Mednick says fans will get a taste of how cool the live-action Turtles will look when they see Where the Wild Things Are this year.
"Jim Henson did brilliant job in 1990 [for the first live-action movie]," Mednick said with admiration. "Now...there's face-replacement technology. The Wild Things were actually done by the Creature shop and Brian Henson, and we use face-replacement technology to get more emotive and expressive faces out of puppets.
"We want the Turtles to be real. We want them to be in the movie, not Gollumed," Mednick told us. "We're excited about the opportunity to use all of these new technologies to give the experience that you really believe the turtles are real. They're teenagers. They have great personalities. They're not guys in suits."
Mednick wouldn't talk story with us other than to to say they'll be starting from the origin. At the time we spoke, they had not yet hired a writer, but talented filmmakers have apparently been clamoring for their shot at the heroes on a half-shell, ever since the project was announced.
"We've had incoming phone calls, from people you wouldn't expect: actors, directors, writers going like, 'Oh my God! I grew up with this. I love this. I would kill to do this,'" Mednick said. "You realize how impactful these stories have been over time and how these characters have become a part of the fabric of our culture."
That cultural importance is something Mednick holds dear, be it for the Ninja Turtles, Superman or the Wild Things. And if he failed to appreciate the responsibility of it, he knows the fans would remind him. This was apparent at the Tribecca Film Festival, where they lit the Empire State Building green and screened the 1990 film on a massive outdoor screen, before announcing the new movie to fans there.
"We were introduced to come up on stage as the producers of the next generation of the film. You know, big applause," Mednick recalled, "and as the applause was dying down I hear someone scream, 'Don't screw it up!

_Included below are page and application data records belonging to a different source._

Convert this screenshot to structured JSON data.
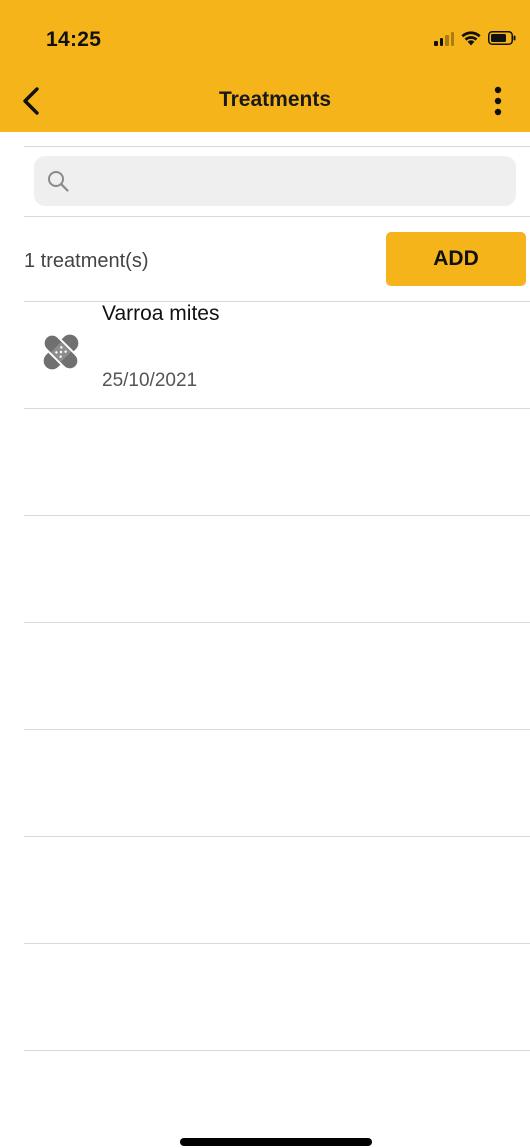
{
  "status_bar": {
    "time": "14:25"
  },
  "nav": {
    "title": "Treatments",
    "back_icon": "chevron-left-icon",
    "more_icon": "more-vertical-icon"
  },
  "search": {
    "placeholder": "",
    "value": "",
    "icon": "search-icon"
  },
  "summary": {
    "count_label": "1 treatment(s)",
    "add_label": "ADD"
  },
  "treatments": [
    {
      "name": "Varroa mites",
      "date": "25/10/2021",
      "icon": "bandage-icon"
    }
  ],
  "colors": {
    "accent": "#f4b41a",
    "divider": "#d9d9d9",
    "search_bg": "#efefef",
    "icon_gray": "#6f6f6f"
  }
}
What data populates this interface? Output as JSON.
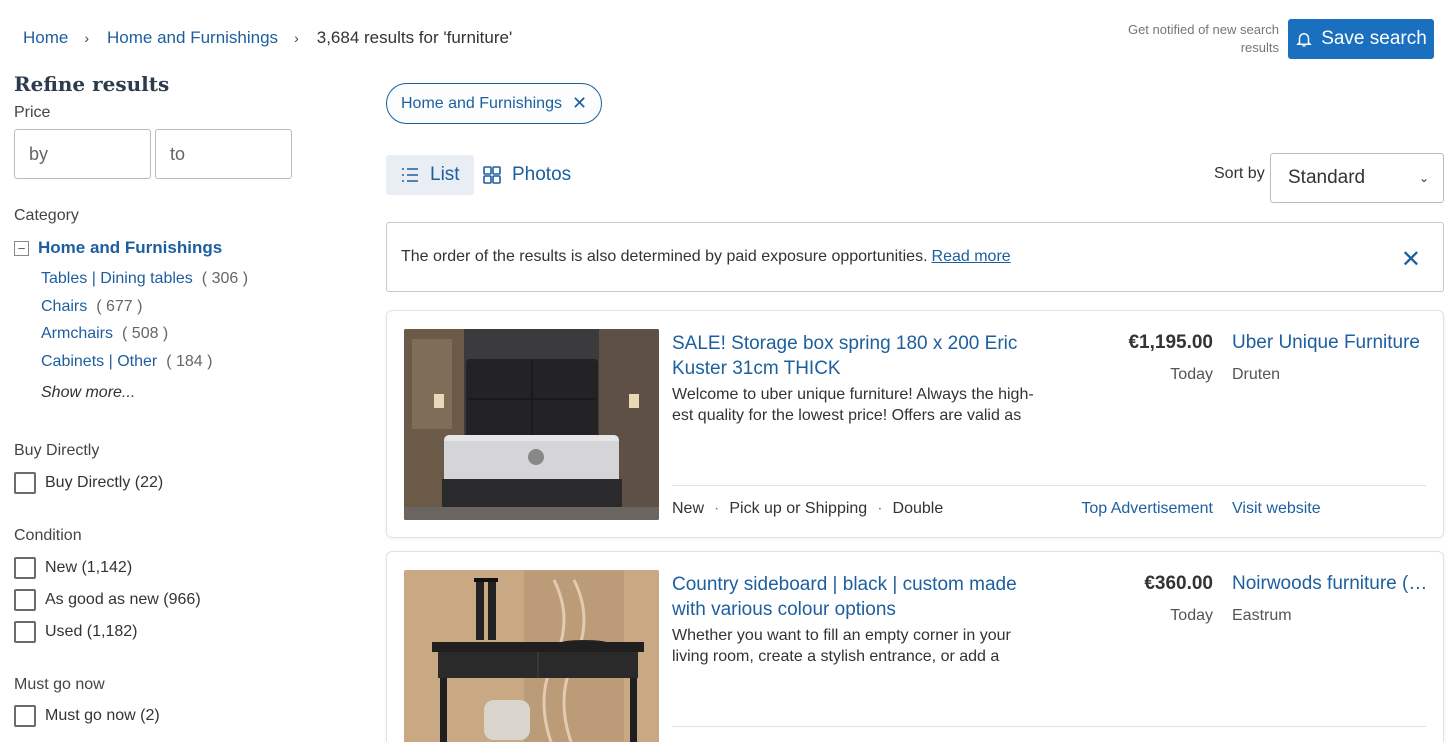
{
  "breadcrumb": {
    "items": [
      "Home",
      "Home and Furnishings"
    ],
    "current": "3,684 results for 'furniture'"
  },
  "header": {
    "notify_text": "Get notified of new search results",
    "save_label": "Save search"
  },
  "sidebar": {
    "title": "Refine results",
    "price": {
      "label": "Price",
      "from_placeholder": "by",
      "to_placeholder": "to"
    },
    "category": {
      "label": "Category",
      "root": "Home and Furnishings",
      "items": [
        {
          "name": "Tables | Dining tables",
          "count": "( 306 )"
        },
        {
          "name": "Chairs",
          "count": "( 677 )"
        },
        {
          "name": "Armchairs",
          "count": "( 508 )"
        },
        {
          "name": "Cabinets | Other",
          "count": "( 184 )"
        }
      ],
      "show_more": "Show more..."
    },
    "buy_directly": {
      "label": "Buy Directly",
      "option": "Buy Directly (22)"
    },
    "condition": {
      "label": "Condition",
      "options": [
        "New (1,142)",
        "As good as new (966)",
        "Used (1,182)"
      ]
    },
    "must_go": {
      "label": "Must go now",
      "option": "Must go now (2)"
    }
  },
  "main": {
    "chip_label": "Home and Furnishings",
    "view": {
      "list_label": "List",
      "photos_label": "Photos",
      "active": "list"
    },
    "sort": {
      "label": "Sort by",
      "selected": "Standard"
    },
    "notice": {
      "text": "The order of the results is also determined by paid exposure opportunities.",
      "link": "Read more"
    },
    "listings": [
      {
        "title": "SALE! Storage box spring 180 x 200 Eric Kuster 31cm THICK",
        "desc": "Welcome to uber unique furniture! Always the high-est quality for the lowest price! Offers are valid as long as stock lasts.",
        "price": "€1,195.00",
        "date": "Today",
        "seller": "Uber Unique Furniture",
        "city": "Druten",
        "attrs": [
          "New",
          "Pick up or Shipping",
          "Double"
        ],
        "badge": "Top Advertisement",
        "visit": "Visit website"
      },
      {
        "title": "Country sideboard | black | custom made with various colour options",
        "desc": "Whether you want to fill an empty corner in your living room, create a stylish entrance, or add a decorative touch.",
        "price": "€360.00",
        "date": "Today",
        "seller": "Noirwoods furniture (…",
        "city": "Eastrum"
      }
    ]
  },
  "colors": {
    "link": "#1d5f9e",
    "button": "#1a6fbf"
  }
}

"So, I take that to heart. I take that message seriously."
Watch for more on the development of Teenage Mutant Ninja Turtles right here on Mania.com.